  • Evaluate the Optional Protocol to the U.N. Convention Against Torture to determine whether APA should urge key federal officials to sign and ratify it: As recommended by the advisory group, the APA Office of International Affairs consulted with APA policy staff and APA's U.N. representatives regarding the merit and appropriateness of APA federal advocacy in support of U.S. ratification of the Optional Protocol. Basically, the Optional Protocol establishes a system of regular visits carried out by independent national and international bodies to places of detention to prevent torture and other forms of abuse. It has been signed by 67 States, which, like the U.S., have ratified the U.N. Convention Against Torture.

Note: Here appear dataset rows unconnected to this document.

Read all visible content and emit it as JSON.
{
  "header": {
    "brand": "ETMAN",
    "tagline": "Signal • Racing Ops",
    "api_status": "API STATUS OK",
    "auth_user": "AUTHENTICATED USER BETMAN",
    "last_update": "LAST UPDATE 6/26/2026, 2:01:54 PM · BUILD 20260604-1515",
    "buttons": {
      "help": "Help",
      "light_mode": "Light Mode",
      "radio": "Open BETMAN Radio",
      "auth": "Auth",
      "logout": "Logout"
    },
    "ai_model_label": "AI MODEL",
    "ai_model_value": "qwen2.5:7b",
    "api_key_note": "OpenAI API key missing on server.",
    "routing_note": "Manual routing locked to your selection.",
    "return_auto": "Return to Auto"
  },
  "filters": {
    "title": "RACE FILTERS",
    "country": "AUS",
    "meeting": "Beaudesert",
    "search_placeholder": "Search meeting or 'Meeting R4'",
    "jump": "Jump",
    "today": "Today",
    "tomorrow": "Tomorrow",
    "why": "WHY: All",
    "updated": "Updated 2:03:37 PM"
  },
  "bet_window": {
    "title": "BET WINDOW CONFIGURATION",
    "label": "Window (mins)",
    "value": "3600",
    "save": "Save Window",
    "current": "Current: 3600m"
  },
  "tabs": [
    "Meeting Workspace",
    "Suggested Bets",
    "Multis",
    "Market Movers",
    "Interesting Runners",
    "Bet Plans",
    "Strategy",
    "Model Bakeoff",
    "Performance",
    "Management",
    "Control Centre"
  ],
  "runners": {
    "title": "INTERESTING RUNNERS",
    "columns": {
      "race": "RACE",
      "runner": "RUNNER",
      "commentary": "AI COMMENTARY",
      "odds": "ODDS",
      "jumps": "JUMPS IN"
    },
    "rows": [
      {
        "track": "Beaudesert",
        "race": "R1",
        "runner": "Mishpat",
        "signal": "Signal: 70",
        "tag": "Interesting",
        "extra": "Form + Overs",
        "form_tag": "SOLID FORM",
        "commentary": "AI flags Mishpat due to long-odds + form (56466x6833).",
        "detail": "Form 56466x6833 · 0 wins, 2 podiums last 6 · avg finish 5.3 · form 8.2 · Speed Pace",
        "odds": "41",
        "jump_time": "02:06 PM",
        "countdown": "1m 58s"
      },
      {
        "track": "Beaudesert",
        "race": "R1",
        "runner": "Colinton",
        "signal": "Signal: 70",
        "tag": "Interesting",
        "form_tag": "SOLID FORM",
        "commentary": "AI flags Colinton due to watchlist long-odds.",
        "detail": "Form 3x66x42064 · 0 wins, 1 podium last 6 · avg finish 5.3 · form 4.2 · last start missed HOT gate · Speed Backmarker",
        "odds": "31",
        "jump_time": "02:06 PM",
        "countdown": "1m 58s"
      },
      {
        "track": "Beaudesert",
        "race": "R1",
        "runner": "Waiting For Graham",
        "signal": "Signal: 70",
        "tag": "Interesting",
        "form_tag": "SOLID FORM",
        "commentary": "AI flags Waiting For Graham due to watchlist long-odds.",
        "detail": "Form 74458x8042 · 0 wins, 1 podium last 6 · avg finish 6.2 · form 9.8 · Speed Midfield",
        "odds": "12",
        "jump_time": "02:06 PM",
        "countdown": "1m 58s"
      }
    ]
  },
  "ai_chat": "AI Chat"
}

APA's U.N. representatives voted unanimously in favor of affirming that psychologists possess sufficient expertise based on psychological science for APA to lobby in support of the U.S. government signing and ratifying this significant human rights document. APA policy staff will continue to monitor the calendars of the Senate Foreign Relations Committee and White House for an opportunity to advocate in support of the Option Protocol.

  • Recommend that the statute of limitations be extended to 20 years in ethics cases involving torture or cruel, inhuman, or degrading treatment: The APA Ethics Committee reviewed this recommendation at its November 2010 meeting and realized that such an action could require multiple changes to the Ethics Committee's Rules and Procedures. Any change would also need to be approved by the Board of Directors. The Committee asked staff of the Ethics Office to propose language to extend the statute of limitations for the Committee's review at its Spring 2011 meeting. At that meeting, the Ethics Committee discussed the difficulty of amending the current statute of limitations provisions in a piecemeal fashion. It determined that additional information concerning how other adjudication bodies handle statute of limitations issues was needed. It also requested staff recommendations concerning a complete revision of the statute of limitation section of its Rules and Procedures. At the Fall 2011 meeting, it reviewed the requested materials and determined that a new set of proposals for revision should be brought to its Spring 2012 meeting. If the Committee then finds it appropriate to extend the statute of limitations, it will forward implementing language to the Board of Directors for consideration.

  • Consider whether to change the language of the Association Rules to state that any policy enacted by referendum goes into effect upon passage by the APA membership, at the time Council records the vote, or within a time certain after passage: This recommendation speaks to a change in the APA Association Rules that would first need to be proposed by Council and then carefully considered by the APA General Counsel's Office and relevant governance bodies.

With respect to ongoing and future APA efforts to implement the petition resolution, the advisory group recommended a consultative and liaison role for APA with the recognition that the rendering of legal determinations regarding the application of the petition resolution to specific settings in the context of a complex and changing legal framework would be outside of APA's expertise. Accordingly, APA will continue to serve as a resource to our members and to inform federal officials and the general public about the petition resolution and related APA policies. In its communications, APA will continue to emphasize and underscore the appropriate roles of psychologists in certain national security-related detention settings, the importance of safeguarding the welfare and human rights of detainees, and the imperative for psychologists to abide by the highest ethical standards of the profession.

Implementation Plan

None.

Fiscal Implications

None.

Main Motion

None.

Recommendation

None.

Exhibits

None.

Ellen G. Garrison, PhD
Executive Office